For God and Country is a bit of a surprise for a Mennonite publisher. Although non-Mennonite readers may find the questions it raises about the role of Christian soldiers thought-provoking, it does little to promote the idea that followers of Jesus should not participate in war or military service.
What was it like to be a conscientious objector during the Second World War? Did Mennonites participate in the War of 1812? Did Mennonite women contribute to First World War relief efforts? Do Mennonites celebrate Remembrance Day?
Ongoing debate in the divided Old German Baptist Brethren Church illustrates difficulties that the conservative Anabaptist group continues to face in its efforts to restrict Internet use, says a Bluffton University professor who has studied the church.
Munching on a fresh zwieback (because sauerkraut and spring rolls would be too messy to eat on the podium), John Thiesen, archivist at Bethel College’s Mennonite Library and Archives, introduced the 2013 Menno Simons lecturer, Marlene Epp.
Composer Tim Corlis, left, with Gerard Yun, Kenneth Hull and Mark Vuorinen, conductors of Conrad Grebel University College’s three choirs, who came together to perform Corlis’s musical setting of Psalm 150 on Nov. 30, 2013, at one of the college’s 50th-anniversary events. (CGUC photo)

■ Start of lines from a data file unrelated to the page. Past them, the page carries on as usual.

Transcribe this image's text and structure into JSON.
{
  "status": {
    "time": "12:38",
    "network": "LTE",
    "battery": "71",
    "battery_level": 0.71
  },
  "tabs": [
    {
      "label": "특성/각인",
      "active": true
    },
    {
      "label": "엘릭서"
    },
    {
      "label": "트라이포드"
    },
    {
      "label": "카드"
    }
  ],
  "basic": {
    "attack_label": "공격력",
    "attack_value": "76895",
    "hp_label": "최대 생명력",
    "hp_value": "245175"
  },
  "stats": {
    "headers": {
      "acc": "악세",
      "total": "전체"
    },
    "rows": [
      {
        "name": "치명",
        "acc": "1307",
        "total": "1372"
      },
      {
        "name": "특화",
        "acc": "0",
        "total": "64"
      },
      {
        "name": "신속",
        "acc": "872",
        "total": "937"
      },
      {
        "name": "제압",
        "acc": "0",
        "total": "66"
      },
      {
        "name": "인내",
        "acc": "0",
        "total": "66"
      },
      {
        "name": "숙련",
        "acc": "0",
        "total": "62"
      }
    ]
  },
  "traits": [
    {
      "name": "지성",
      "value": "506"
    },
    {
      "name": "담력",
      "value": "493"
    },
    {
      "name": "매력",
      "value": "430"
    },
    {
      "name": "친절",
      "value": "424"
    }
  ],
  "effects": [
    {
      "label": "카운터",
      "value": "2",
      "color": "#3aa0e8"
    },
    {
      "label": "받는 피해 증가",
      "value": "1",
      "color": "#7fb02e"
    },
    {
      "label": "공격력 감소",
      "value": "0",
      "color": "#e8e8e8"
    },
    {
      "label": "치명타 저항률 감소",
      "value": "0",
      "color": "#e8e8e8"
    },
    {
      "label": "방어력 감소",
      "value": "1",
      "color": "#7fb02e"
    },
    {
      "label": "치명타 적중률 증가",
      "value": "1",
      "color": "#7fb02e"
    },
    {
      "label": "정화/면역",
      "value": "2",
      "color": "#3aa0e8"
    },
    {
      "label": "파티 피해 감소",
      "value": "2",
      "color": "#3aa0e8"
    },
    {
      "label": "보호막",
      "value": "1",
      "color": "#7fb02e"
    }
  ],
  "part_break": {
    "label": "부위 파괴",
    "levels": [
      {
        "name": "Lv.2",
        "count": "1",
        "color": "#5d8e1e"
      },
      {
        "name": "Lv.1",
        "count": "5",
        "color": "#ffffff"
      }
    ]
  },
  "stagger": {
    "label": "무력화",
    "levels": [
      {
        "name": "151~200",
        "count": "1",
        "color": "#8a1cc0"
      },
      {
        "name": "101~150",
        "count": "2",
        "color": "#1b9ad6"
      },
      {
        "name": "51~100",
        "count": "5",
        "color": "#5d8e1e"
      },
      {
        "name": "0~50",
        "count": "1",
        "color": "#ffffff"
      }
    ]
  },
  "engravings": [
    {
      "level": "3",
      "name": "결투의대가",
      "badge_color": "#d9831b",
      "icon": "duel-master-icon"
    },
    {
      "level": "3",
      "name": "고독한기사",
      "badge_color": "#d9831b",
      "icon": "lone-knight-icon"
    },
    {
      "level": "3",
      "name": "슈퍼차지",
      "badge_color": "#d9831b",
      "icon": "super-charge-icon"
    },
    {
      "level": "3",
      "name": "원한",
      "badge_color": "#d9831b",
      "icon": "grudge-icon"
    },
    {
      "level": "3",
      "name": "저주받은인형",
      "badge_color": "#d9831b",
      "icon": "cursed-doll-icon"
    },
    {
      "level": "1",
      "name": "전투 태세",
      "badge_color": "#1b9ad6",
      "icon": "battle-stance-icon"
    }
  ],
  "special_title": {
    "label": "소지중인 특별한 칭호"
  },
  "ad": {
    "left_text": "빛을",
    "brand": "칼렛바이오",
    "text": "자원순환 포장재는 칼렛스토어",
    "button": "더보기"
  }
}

Composer Tim Corlis, right, is pictured with Lena Williams, who established the Henry A. and Anna Schultz Memorial Fund in memory of her parents. The fund was used to commission Corlis to write a musical setting of Psalm 150 to help Conrad Grebel University College celebrate its 50th anniversary last fall. (CGUC photo)
As home to the Music Department at the University of Waterloo, the culture at Conrad Grebel University College is steeped in harmony. The college hosts dozens of concerts each year: instrumental ensembles, jazz band concerts, vocal performances and choral presentations.
I was 18 when I first walked on to the Columbia Bible College campus for new student orientation.
Filled with nervous anticipation, I approached the registration table. A young woman smiled and called me by name. Stunned, with no time to dwell on how she could possibly know my name, I was whisked away to my new home.